Williams speaks of a “Faustian bargain” presupposed by economists like Keynes. Capitalism was to be allowed to thrive for a time until it delivered a sustainable level of security for all. When that had been done the rapacious and ruthlessly competitive system could be honourably retired, and our convivial and co-operative motives would be allowed full play. But Faustian bargains, he observes wrily, have a history of turning out badly.
Yet if ordinary people are increasingly alienated from the system there is surprisingly little appetite, even after the 2008 financial crisis, for overthrowing capitalism. And experts are much stronger on analysing the problems than on agreeing a solution.
Perhaps the answers are not to be found with economists and political philosophers. After all, though they claim to practise a type of science that can predict the future and help manage our lives, very few of them forecast the 2008 meltdown – and they seem utterly riven on the way forward. Maybe the answer lies with religion. “If we want to resist this intelligently,” says Rowan Williams, “we need doctrine, ritual and narrative”. That means stories which speak of success and failure but also of the wonder of the incidental.

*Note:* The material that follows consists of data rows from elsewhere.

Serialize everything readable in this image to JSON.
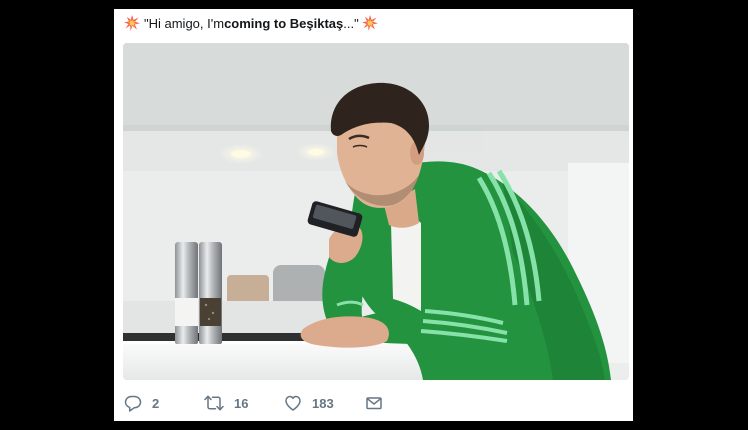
{
  "tweet": {
    "text_open": "\"Hi amigo, I'm ",
    "text_bold": "coming to Beşiktaş",
    "text_close": "...\"",
    "lead_emoji": "collision-emoji",
    "trail_emoji": "collision-emoji"
  },
  "media": {
    "alt": "photo"
  },
  "actions": {
    "reply_icon": "reply-icon",
    "reply_count": "2",
    "retweet_icon": "retweet-icon",
    "retweet_count": "16",
    "like_icon": "heart-icon",
    "like_count": "183",
    "dm_icon": "envelope-icon"
  },
  "colors": {
    "page_background": "#000000",
    "card_background": "#ffffff",
    "text": "#14171a",
    "action_gray": "#657786",
    "jacket_green": "#23933f",
    "stripe_green": "#7ee0a0"
  }
}
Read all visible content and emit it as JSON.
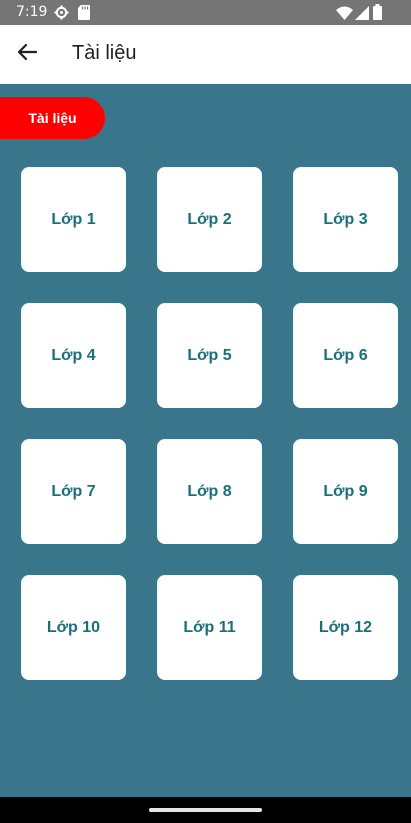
{
  "status_bar": {
    "time": "7:19",
    "icons": [
      "settings-icon",
      "sd-card-icon",
      "wifi-icon",
      "signal-icon",
      "battery-icon"
    ]
  },
  "app_bar": {
    "back_icon": "arrow-back-icon",
    "title": "Tài liệu"
  },
  "section": {
    "label": "Tài liệu",
    "color": "#ff0000"
  },
  "grades": [
    {
      "label": "Lớp 1"
    },
    {
      "label": "Lớp 2"
    },
    {
      "label": "Lớp 3"
    },
    {
      "label": "Lớp 4"
    },
    {
      "label": "Lớp 5"
    },
    {
      "label": "Lớp 6"
    },
    {
      "label": "Lớp 7"
    },
    {
      "label": "Lớp 8"
    },
    {
      "label": "Lớp 9"
    },
    {
      "label": "Lớp 10"
    },
    {
      "label": "Lớp 11"
    },
    {
      "label": "Lớp 12"
    }
  ],
  "colors": {
    "background": "#3a768b",
    "card": "#ffffff",
    "card_text": "#1a6f7a",
    "status_bar": "#757575"
  }
}
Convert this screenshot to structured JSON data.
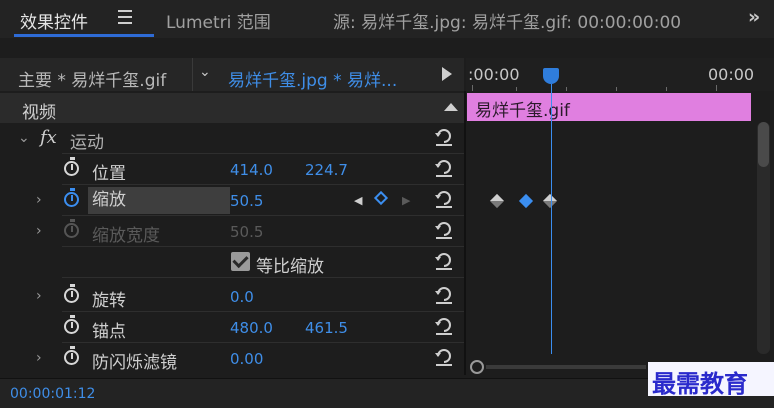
{
  "tabs": {
    "effect_controls": "效果控件",
    "lumetri": "Lumetri 范围",
    "source": "源: 易烊千玺.jpg: 易烊千玺.gif: 00:00:00:00"
  },
  "clip_header": {
    "master": "主要 * 易烊千玺.gif",
    "sequence": "易烊千玺.jpg * 易烊..."
  },
  "ruler": {
    "start": ":00:00",
    "end": "00:00"
  },
  "section": {
    "title": "视频"
  },
  "timeline_clip": {
    "label": "易烊千玺.gif",
    "color": "#e07fe0"
  },
  "effect": {
    "fx": "fx",
    "name": "运动"
  },
  "properties": {
    "position": {
      "label": "位置",
      "x": "414.0",
      "y": "224.7"
    },
    "scale": {
      "label": "缩放",
      "value": "50.5"
    },
    "scale_width": {
      "label": "缩放宽度",
      "value": "50.5"
    },
    "uniform_scale": {
      "label": "等比缩放",
      "checked": true
    },
    "rotation": {
      "label": "旋转",
      "value": "0.0"
    },
    "anchor": {
      "label": "锚点",
      "x": "480.0",
      "y": "461.5"
    },
    "anti_flicker": {
      "label": "防闪烁滤镜",
      "value": "0.00"
    }
  },
  "footer": {
    "timecode": "00:00:01:12"
  },
  "watermark": "最需教育",
  "colors": {
    "accent": "#3f8ee8",
    "playhead": "#3b8ef0"
  }
}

What faith can also offer is the antidote that says an understanding of human well-being should not centre round the satisfaction of wants. By shrinking the self – and letting go of our wants, rather than forever chasing after them – we establish an alternative reality to materialistic acquisitive and individualist vision which lies at the heart of late capitalism. Only then will we sure-footedly know where the limits of the market truly lie.
From Third Way